→ **WHAT TO PRODUCE**
Write back every record verbatim.

→ **DATASET**
──────────────────────────────
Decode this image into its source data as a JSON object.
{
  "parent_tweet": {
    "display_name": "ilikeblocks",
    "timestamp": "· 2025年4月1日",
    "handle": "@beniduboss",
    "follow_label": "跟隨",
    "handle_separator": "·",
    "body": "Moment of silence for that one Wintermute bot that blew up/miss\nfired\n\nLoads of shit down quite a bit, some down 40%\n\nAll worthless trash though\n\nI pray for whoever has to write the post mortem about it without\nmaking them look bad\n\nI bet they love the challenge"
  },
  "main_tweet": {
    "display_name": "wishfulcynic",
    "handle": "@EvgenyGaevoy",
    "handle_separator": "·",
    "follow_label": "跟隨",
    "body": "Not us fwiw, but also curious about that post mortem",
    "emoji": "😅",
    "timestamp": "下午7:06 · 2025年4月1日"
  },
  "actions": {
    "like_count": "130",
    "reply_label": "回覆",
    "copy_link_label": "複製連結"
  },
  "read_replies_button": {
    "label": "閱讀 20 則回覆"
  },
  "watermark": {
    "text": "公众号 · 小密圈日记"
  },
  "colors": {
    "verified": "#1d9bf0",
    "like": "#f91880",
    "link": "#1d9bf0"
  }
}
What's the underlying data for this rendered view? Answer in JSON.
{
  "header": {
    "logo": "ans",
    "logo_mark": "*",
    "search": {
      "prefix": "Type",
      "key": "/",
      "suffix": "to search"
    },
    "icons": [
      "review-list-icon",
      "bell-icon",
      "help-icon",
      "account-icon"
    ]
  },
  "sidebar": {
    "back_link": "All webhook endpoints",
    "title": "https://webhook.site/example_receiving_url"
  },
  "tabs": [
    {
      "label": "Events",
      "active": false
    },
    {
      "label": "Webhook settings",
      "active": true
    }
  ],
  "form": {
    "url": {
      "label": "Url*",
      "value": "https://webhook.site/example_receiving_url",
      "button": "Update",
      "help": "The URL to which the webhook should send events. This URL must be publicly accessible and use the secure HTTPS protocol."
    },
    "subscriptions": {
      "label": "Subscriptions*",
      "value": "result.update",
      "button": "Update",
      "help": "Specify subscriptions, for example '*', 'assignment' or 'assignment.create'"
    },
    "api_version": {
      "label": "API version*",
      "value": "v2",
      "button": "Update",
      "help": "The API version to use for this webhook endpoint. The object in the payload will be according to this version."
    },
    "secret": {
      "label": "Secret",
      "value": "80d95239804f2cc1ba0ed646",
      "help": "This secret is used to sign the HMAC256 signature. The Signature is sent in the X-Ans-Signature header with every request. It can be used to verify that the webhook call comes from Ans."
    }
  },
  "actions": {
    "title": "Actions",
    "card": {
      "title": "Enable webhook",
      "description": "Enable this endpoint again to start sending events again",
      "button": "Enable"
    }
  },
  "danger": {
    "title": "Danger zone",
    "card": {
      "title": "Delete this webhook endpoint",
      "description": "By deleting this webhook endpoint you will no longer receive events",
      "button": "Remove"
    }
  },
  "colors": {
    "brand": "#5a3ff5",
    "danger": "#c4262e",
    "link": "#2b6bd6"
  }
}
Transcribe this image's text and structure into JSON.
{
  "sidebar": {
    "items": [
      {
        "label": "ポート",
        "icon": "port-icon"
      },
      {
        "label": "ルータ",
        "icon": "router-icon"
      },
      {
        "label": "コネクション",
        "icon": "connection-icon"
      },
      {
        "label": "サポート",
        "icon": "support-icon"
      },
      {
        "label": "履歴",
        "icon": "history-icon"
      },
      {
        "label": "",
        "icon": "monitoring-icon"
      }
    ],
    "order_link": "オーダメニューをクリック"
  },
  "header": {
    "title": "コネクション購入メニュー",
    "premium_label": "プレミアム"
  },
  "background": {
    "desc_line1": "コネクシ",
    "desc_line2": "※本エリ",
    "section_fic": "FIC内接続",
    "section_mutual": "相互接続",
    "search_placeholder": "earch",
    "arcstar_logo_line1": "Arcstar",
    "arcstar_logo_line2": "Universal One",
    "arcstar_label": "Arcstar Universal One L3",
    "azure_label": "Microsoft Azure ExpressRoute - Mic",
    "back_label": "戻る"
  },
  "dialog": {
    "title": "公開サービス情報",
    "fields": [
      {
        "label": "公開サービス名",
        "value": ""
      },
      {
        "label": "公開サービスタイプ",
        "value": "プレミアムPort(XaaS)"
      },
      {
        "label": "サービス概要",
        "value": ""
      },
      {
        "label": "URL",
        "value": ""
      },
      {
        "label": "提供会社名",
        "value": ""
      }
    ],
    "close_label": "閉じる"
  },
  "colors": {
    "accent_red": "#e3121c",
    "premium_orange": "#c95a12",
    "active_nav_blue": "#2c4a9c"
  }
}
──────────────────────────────
→ **SOLUTION TO THE PROBLEM**
Decode this image into its source data as a JSON object.
{
  "parent_tweet": {
    "display_name": "ilikeblocks",
    "timestamp": "· 2025年4月1日",
    "handle": "@beniduboss",
    "follow_label": "跟隨",
    "handle_separator": "·",
    "body": "Moment of silence for that one Wintermute bot that blew up/miss\nfired\n\nLoads of shit down quite a bit, some down 40%\n\nAll worthless trash though\n\nI pray for whoever has to write the post mortem about it without\nmaking them look bad\n\nI bet they love the challenge"
  },
  "main_tweet": {
    "display_name": "wishfulcynic",
    "handle": "@EvgenyGaevoy",
    "handle_separator": "·",
    "follow_label": "跟隨",
    "body": "Not us fwiw, but also curious about that post mortem",
    "emoji": "😅",
    "timestamp": "下午7:06 · 2025年4月1日"
  },
  "actions": {
    "like_count": "130",
    "reply_label": "回覆",
    "copy_link_label": "複製連結"
  },
  "read_replies_button": {
    "label": "閱讀 20 則回覆"
  },
  "watermark": {
    "text": "公众号 · 小密圈日记"
  },
  "colors": {
    "verified": "#1d9bf0",
    "like": "#f91880",
    "link": "#1d9bf0"
  }
}
What's the underlying data for this rendered view? Answer in JSON.
{
  "header": {
    "logo": "ans",
    "logo_mark": "*",
    "search": {
      "prefix": "Type",
      "key": "/",
      "suffix": "to search"
    },
    "icons": [
      "review-list-icon",
      "bell-icon",
      "help-icon",
      "account-icon"
    ]
  },
  "sidebar": {
    "back_link": "All webhook endpoints",
    "title": "https://webhook.site/example_receiving_url"
  },
  "tabs": [
    {
      "label": "Events",
      "active": false
    },
    {
      "label": "Webhook settings",
      "active": true
    }
  ],
  "form": {
    "url": {
      "label": "Url*",
      "value": "https://webhook.site/example_receiving_url",
      "button": "Update",
      "help": "The URL to which the webhook should send events. This URL must be publicly accessible and use the secure HTTPS protocol."
    },
    "subscriptions": {
      "label": "Subscriptions*",
      "value": "result.update",
      "button": "Update",
      "help": "Specify subscriptions, for example '*', 'assignment' or 'assignment.create'"
    },
    "api_version": {
      "label": "API version*",
      "value": "v2",
      "button": "Update",
      "help": "The API version to use for this webhook endpoint. The object in the payload will be according to this version."
    },
    "secret": {
      "label": "Secret",
      "value": "80d95239804f2cc1ba0ed646",
      "help": "This secret is used to sign the HMAC256 signature. The Signature is sent in the X-Ans-Signature header with every request. It can be used to verify that the webhook call comes from Ans."
    }
  },
  "actions": {
    "title": "Actions",
    "card": {
      "title": "Enable webhook",
      "description": "Enable this endpoint again to start sending events again",
      "button": "Enable"
    }
  },
  "danger": {
    "title": "Danger zone",
    "card": {
      "title": "Delete this webhook endpoint",
      "description": "By deleting this webhook endpoint you will no longer receive events",
      "button": "Remove"
    }
  },
  "colors": {
    "brand": "#5a3ff5",
    "danger": "#c4262e",
    "link": "#2b6bd6"
  }
}
Transcribe this image's text and structure into JSON.
{
  "sidebar": {
    "items": [
      {
        "label": "ポート",
        "icon": "port-icon"
      },
      {
        "label": "ルータ",
        "icon": "router-icon"
      },
      {
        "label": "コネクション",
        "icon": "connection-icon"
      },
      {
        "label": "サポート",
        "icon": "support-icon"
      },
      {
        "label": "履歴",
        "icon": "history-icon"
      },
      {
        "label": "",
        "icon": "monitoring-icon"
      }
    ],
    "order_link": "オーダメニューをクリック"
  },
  "header": {
    "title": "コネクション購入メニュー",
    "premium_label": "プレミアム"
  },
  "background": {
    "desc_line1": "コネクシ",
    "desc_line2": "※本エリ",
    "section_fic": "FIC内接続",
    "section_mutual": "相互接続",
    "search_placeholder": "earch",
    "arcstar_logo_line1": "Arcstar",
    "arcstar_logo_line2": "Universal One",
    "arcstar_label": "Arcstar Universal One L3",
    "azure_label": "Microsoft Azure ExpressRoute - Mic",
    "back_label": "戻る"
  },
  "dialog": {
    "title": "公開サービス情報",
    "fields": [
      {
        "label": "公開サービス名",
        "value": ""
      },
      {
        "label": "公開サービスタイプ",
        "value": "プレミアムPort(XaaS)"
      },
      {
        "label": "サービス概要",
        "value": ""
      },
      {
        "label": "URL",
        "value": ""
      },
      {
        "label": "提供会社名",
        "value": ""
      }
    ],
    "close_label": "閉じる"
  },
  "colors": {
    "accent_red": "#e3121c",
    "premium_orange": "#c95a12",
    "active_nav_blue": "#2c4a9c"
  }
}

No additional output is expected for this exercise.